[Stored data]
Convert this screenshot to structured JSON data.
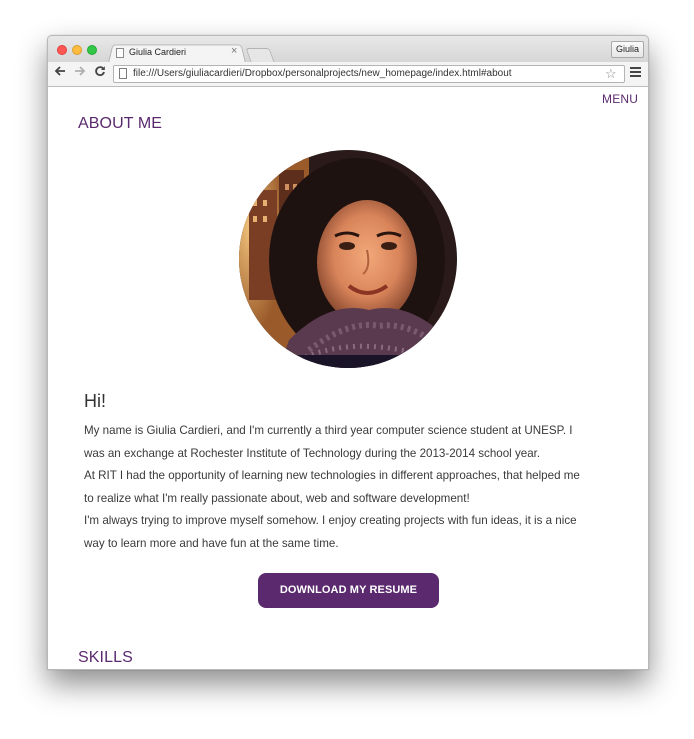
{
  "browser": {
    "tab_title": "Giulia Cardieri",
    "tab_close": "×",
    "profile_name": "Giulia",
    "url": "file:///Users/giuliacardieri/Dropbox/personalprojects/new_homepage/index.html#about",
    "icons": {
      "back": "back-arrow-icon",
      "forward": "forward-arrow-icon",
      "reload": "reload-icon",
      "star": "star-icon",
      "menu": "hamburger-menu-icon"
    }
  },
  "page": {
    "menu_label": "MENU",
    "about_title": "ABOUT ME",
    "greeting": "Hi!",
    "bio": [
      "My name is Giulia Cardieri, and I'm currently a third year computer science student at UNESP. I",
      "was an exchange at Rochester Institute of Technology during the 2013-2014 school year.",
      "At RIT I had the opportunity of learning new technologies in different approaches, that helped me",
      "to realize what I'm really passionate about, web and software development!",
      "I'm always trying to improve myself somehow. I enjoy creating projects with fun ideas, it is a nice",
      "way to learn more and have fun at the same time."
    ],
    "resume_button": "DOWNLOAD MY RESUME",
    "skills_title": "SKILLS"
  },
  "colors": {
    "accent": "#5b2a6e",
    "text": "#3a3a3a"
  }
}
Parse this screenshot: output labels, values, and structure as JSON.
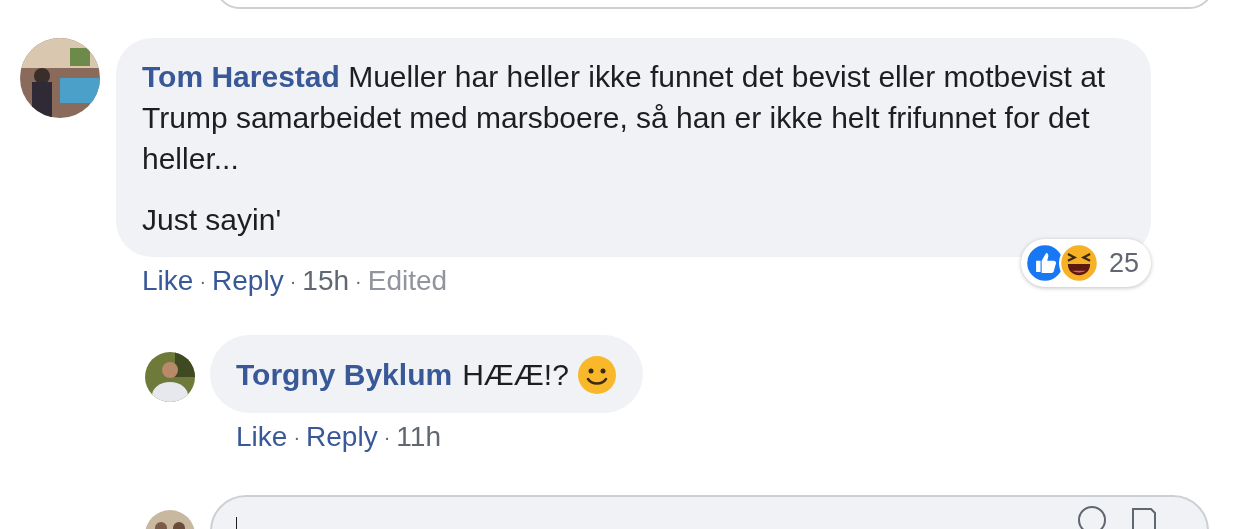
{
  "comments": [
    {
      "author": "Tom Harestad",
      "paragraphs": [
        "Mueller har heller ikke funnet det bevist eller motbevist at Trump samarbeidet med marsboere, så han er ikke helt frifunnet for det heller...",
        "Just sayin'"
      ],
      "like": "Like",
      "sep1": "·",
      "reply": "Reply",
      "sep2": "·",
      "time": "15h",
      "sep3": "·",
      "edited": "Edited",
      "reactions": {
        "count": "25"
      },
      "replies": [
        {
          "author": "Torgny Byklum",
          "paragraphs": [
            "HÆÆ!?"
          ],
          "smiley": true,
          "like": "Like",
          "sep1": "·",
          "reply": "Reply",
          "sep2": "·",
          "time": "11h"
        }
      ]
    }
  ]
}
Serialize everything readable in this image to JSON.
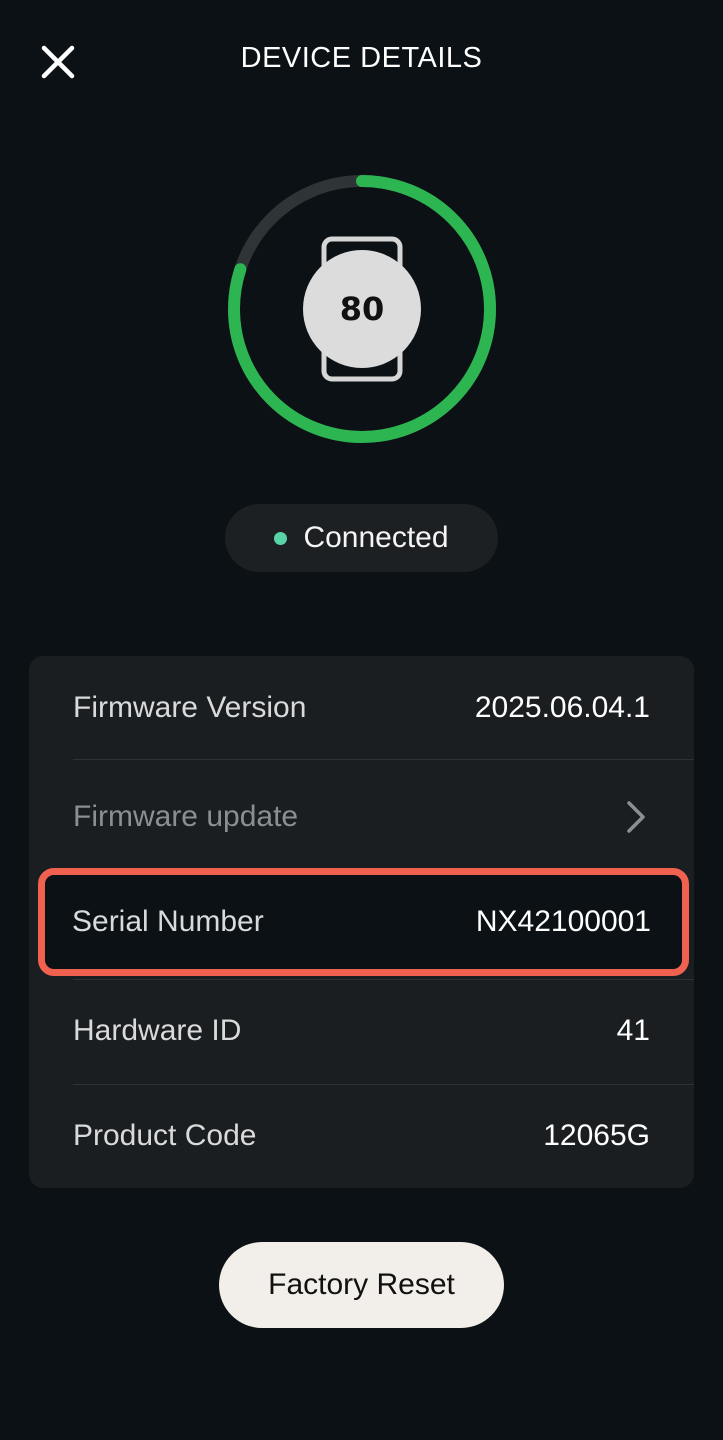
{
  "header": {
    "title": "DEVICE DETAILS",
    "close_icon": "close-icon"
  },
  "device": {
    "battery_level": "80",
    "battery_fraction": 0.8,
    "icon": "watch-icon",
    "ring_color": "#2db552",
    "ring_track_color": "#2f3436"
  },
  "status": {
    "label": "Connected",
    "dot_color": "#58d3a8"
  },
  "details": {
    "firmware_version_label": "Firmware Version",
    "firmware_version_value": "2025.06.04.1",
    "firmware_update_label": "Firmware update",
    "firmware_update_icon": "chevron-right-icon",
    "serial_number_label": "Serial Number",
    "serial_number_value": "NX42100001",
    "hardware_id_label": "Hardware ID",
    "hardware_id_value": "41",
    "product_code_label": "Product Code",
    "product_code_value": "12065G"
  },
  "highlight_color": "#f0624f",
  "actions": {
    "factory_reset_label": "Factory Reset"
  }
}
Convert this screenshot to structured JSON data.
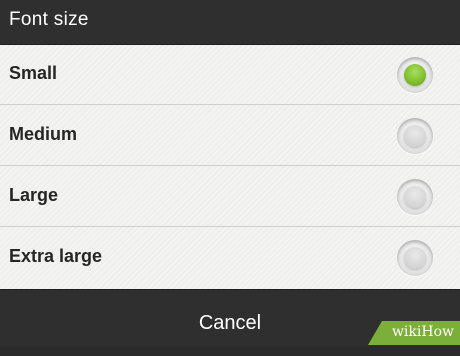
{
  "dialog": {
    "title": "Font size",
    "options": [
      {
        "label": "Small",
        "selected": true
      },
      {
        "label": "Medium",
        "selected": false
      },
      {
        "label": "Large",
        "selected": false
      },
      {
        "label": "Extra large",
        "selected": false
      }
    ],
    "cancel_label": "Cancel"
  },
  "watermark": {
    "text": "wikiHow"
  },
  "colors": {
    "title_bar": "#2f2f2f",
    "selected_radio": "#7fbe2c",
    "watermark_bg": "#7cae3a"
  },
  "icons": {
    "radio_selected": "radio-checked-icon",
    "radio_unselected": "radio-unchecked-icon"
  }
}
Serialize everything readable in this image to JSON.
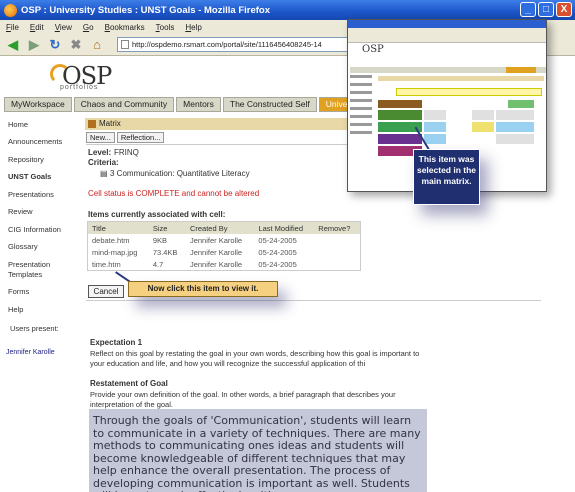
{
  "window": {
    "title": "OSP : University Studies : UNST Goals - Mozilla Firefox",
    "buttons": [
      "_",
      "□",
      "X"
    ]
  },
  "menu": [
    "File",
    "Edit",
    "View",
    "Go",
    "Bookmarks",
    "Tools",
    "Help"
  ],
  "address": "http://ospdemo.rsmart.com/portal/site/1116456408245-14",
  "logo": {
    "main": "OSP",
    "sub": "portfolios"
  },
  "site_tabs": [
    "MyWorkspace",
    "Chaos and Community",
    "Mentors",
    "The Constructed Self",
    "University"
  ],
  "tools": [
    "Home",
    "Announcements",
    "Repository",
    "UNST Goals",
    "Presentations",
    "Review",
    "CIG Information",
    "Glossary",
    "Presentation Templates",
    "Forms",
    "Help"
  ],
  "users_present": {
    "label": "Users present:",
    "name": "Jennifer Karolle"
  },
  "portlet": {
    "title": "Matrix",
    "new_btn": "New...",
    "reflection_btn": "Reflection...",
    "level_label": "Level:",
    "level_value": "FRINQ",
    "criteria_label": "Criteria:",
    "criteria_value": "3 Communication: Quantitative Literacy",
    "status_text": "Cell status is COMPLETE and cannot be altered",
    "items_heading": "Items currently associated with cell:",
    "columns": [
      "Title",
      "Size",
      "Created By",
      "Last Modified",
      "Remove?"
    ],
    "rows": [
      [
        "debate.htm",
        "9KB",
        "Jennifer Karolle",
        "05-24-2005"
      ],
      [
        "mind-map.jpg",
        "73.4KB",
        "Jennifer Karolle",
        "05-24-2005"
      ],
      [
        "time.htm",
        "4.7",
        "Jennifer Karolle",
        "05-24-2005"
      ]
    ],
    "cancel_btn": "Cancel"
  },
  "expectation": {
    "heading": "Expectation 1",
    "text": "Reflect on this goal by restating the goal in your own words, describing how this goal is important to your education and life, and how you will recognize the successful application of thi"
  },
  "restatement": {
    "heading": "Restatement of Goal",
    "text": "Provide your own definition of the goal. In other words, a brief paragraph that describes your interpretation of the goal."
  },
  "quote": "Through the goals of 'Communication', students will learn to communicate in a variety of techniques. There are many methods to communicating ones ideas and students will become knowledgeable of different techniques that may help enhance the overall presentation. The process of developing communication is important as well. Students will learn to work effectively with",
  "callouts": {
    "click_item": "Now click this item to view it.",
    "selected": "This item was selected in the main matrix."
  },
  "colors": {
    "tab_active": "#e0a020",
    "callout_dark": "#1f2f70",
    "callout_light": "#f5d080"
  }
}
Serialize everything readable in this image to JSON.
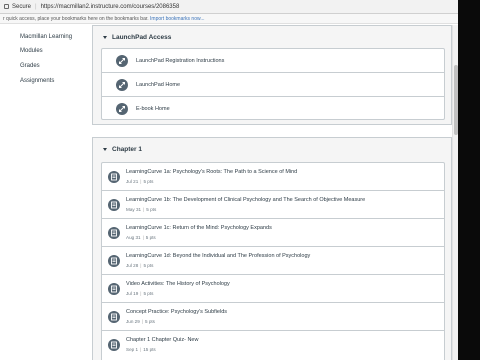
{
  "browser": {
    "secure_label": "Secure",
    "url": "https://macmillan2.instructure.com/courses/2086358",
    "bookmarks_prompt": "r quick access, place your bookmarks here on the bookmarks bar.",
    "import_link": "Import bookmarks now..."
  },
  "nav": {
    "items": [
      {
        "label": "Macmillan Learning"
      },
      {
        "label": "Modules"
      },
      {
        "label": "Grades"
      },
      {
        "label": "Assignments"
      }
    ]
  },
  "modules": [
    {
      "title": "LaunchPad Access",
      "items": [
        {
          "title": "LaunchPad Registration Instructions",
          "icon": "link-icon"
        },
        {
          "title": "LaunchPad Home",
          "icon": "link-icon"
        },
        {
          "title": "E-book Home",
          "icon": "link-icon"
        }
      ]
    },
    {
      "title": "Chapter 1",
      "items": [
        {
          "title": "LearningCurve 1a: Psychology's Roots: The Path to a Science of Mind",
          "date": "Jul 21",
          "points": "5 pts",
          "icon": "assignment-icon"
        },
        {
          "title": "LearningCurve 1b: The Development of Clinical Psychology and The Search of Objective Measure",
          "date": "May 31",
          "points": "5 pts",
          "icon": "assignment-icon"
        },
        {
          "title": "LearningCurve 1c: Return of the Mind: Psychology Expands",
          "date": "Aug 31",
          "points": "5 pts",
          "icon": "assignment-icon"
        },
        {
          "title": "LearningCurve 1d: Beyond the Individual and The Profession of Psychology",
          "date": "Jul 28",
          "points": "5 pts",
          "icon": "assignment-icon"
        },
        {
          "title": "Video Activities: The History of Psychology",
          "date": "Jul 19",
          "points": "5 pts",
          "icon": "assignment-icon"
        },
        {
          "title": "Concept Practice: Psychology's Subfields",
          "date": "Jun 29",
          "points": "5 pts",
          "icon": "assignment-icon"
        },
        {
          "title": "Chapter 1 Chapter Quiz- New",
          "date": "Sep 1",
          "points": "15 pts",
          "icon": "assignment-icon"
        }
      ]
    }
  ]
}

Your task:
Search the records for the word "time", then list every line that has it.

Completed exercise:
      "way to learn more and have fun at the same time."
      "time": "15h",
          "time": "11h"
        "time.htm",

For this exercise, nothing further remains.